Can we automatically assume that all these records showing Joane or Jane or Joan are the same person just because they are all married to someone named Henrie Bates or Betts or Betes? If we look at any one of these suggested duplicates, we will see that there is a problem in making that assumption.

Other than the single name, there is really nothing to show us that these two people are the same. Further down in the comparison, we can see that this duplicate actually includes more duplicate entries.

If I were to continue merging the list of "11 duplicates," I would soon see that there were likely many, many more hidden away in the vast cloud of people on the Family Tree.

There is no real way to avoid this issue. Almost every family line in the Family Tree will eventually get to the place where there is a cloud small or large of duplicate entries like these. There are always exceptions, people who have a limited number of entries, will likely not have encountered the duplicates. Additionally, there are many places in the world that are not yet well represented by the Family Tree. Those of us who have been working on our genealogy for years and come primarily from Western Europe or the British Isles will almost inevitably fall into this morass.

Wednesday, September 12, 2018

A Family History Mission: No Hurricane -- A sunny Day

No. 82

Note: You can do a Google search for "A Family History Mission James Tanner" to see all the previous posts in this ongoing series. You can also search for "James Tanner genealogy" and find them or click back through all the posts.

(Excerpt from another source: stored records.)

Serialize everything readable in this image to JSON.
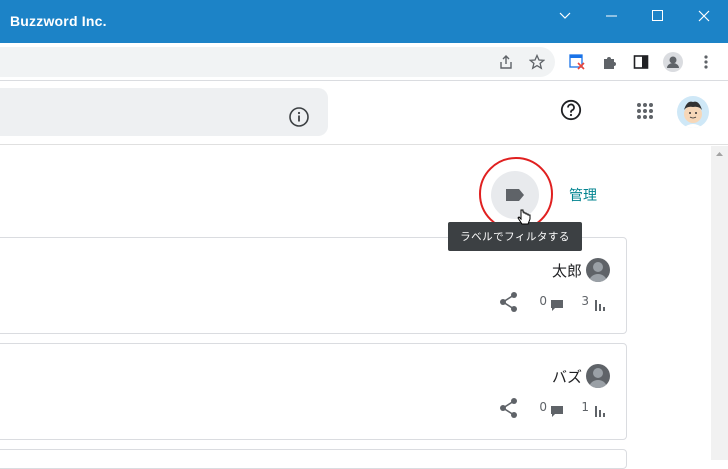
{
  "window": {
    "title": "Buzzword Inc."
  },
  "toolbar_right": {
    "manage_label": "管理",
    "tooltip": "ラベルでフィルタする"
  },
  "posts": [
    {
      "author": "太郎",
      "comments": "0",
      "views": "3"
    },
    {
      "author": "バズ",
      "comments": "0",
      "views": "1"
    }
  ],
  "colors": {
    "titlebar": "#1c83c7",
    "accent": "#00838f",
    "annotation": "#e02020"
  }
}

All of our hurricane preparation was in vain. The hurricane turned south and will miss us. Although we will eventually get some of the rain, I suppose. We did have some excitement today at the Maryland State Archives. We had a fire alarm go off and everyone had to go outside and stand around for a while. It was not a drill and a lot of policemen and firemen showed up to check out the building. There is some construction going on and I speculated that the vibrations from the construction may have set off the alarms.

Otherwise, we had another day digitizing records. All of the records we digitize are reviewed both by use before we send them off to FamilySearch and after they are received by FamilySearch. Occasionally, we get a notice to "Rework" some images that do not come up to the standards set by FamilySearch. Since we are digitizing thousands of records a week, I suppose that it is inevitable that a few might have some problems. But we have had very few reworks.

When we left the Archives today, it was warm and sunny but rain is expected the next two days. 

Tuesday, September 11, 2018

An Abundance of Gospel Resources
With the publication of the new four-volume book Saints: The Story of the Church of Jesus Christ in the Latter Days,  there has been an explosion of new historical and doctrinal writings available primarily through the Gospel Library app on iOS and Android devices. I started to read Volume 1 of the Saints book and in the last few days, I saw that the entire book was now available in the Gospel Library. All of these materials are in the Church History section of the Gospel Library app as well as on
Here is another part of the huge number of in-depth writings available in another section called "Church History Topics."
The amount of information is almost overwhelming. Many of these topics directly address issues raised by detractors of The Church of Jesus Christ of Latter-day Saints. Take some time to start learning. When you search for the apps in the App Store for Apple or the Google Play store, you need to search for the specific title of the app.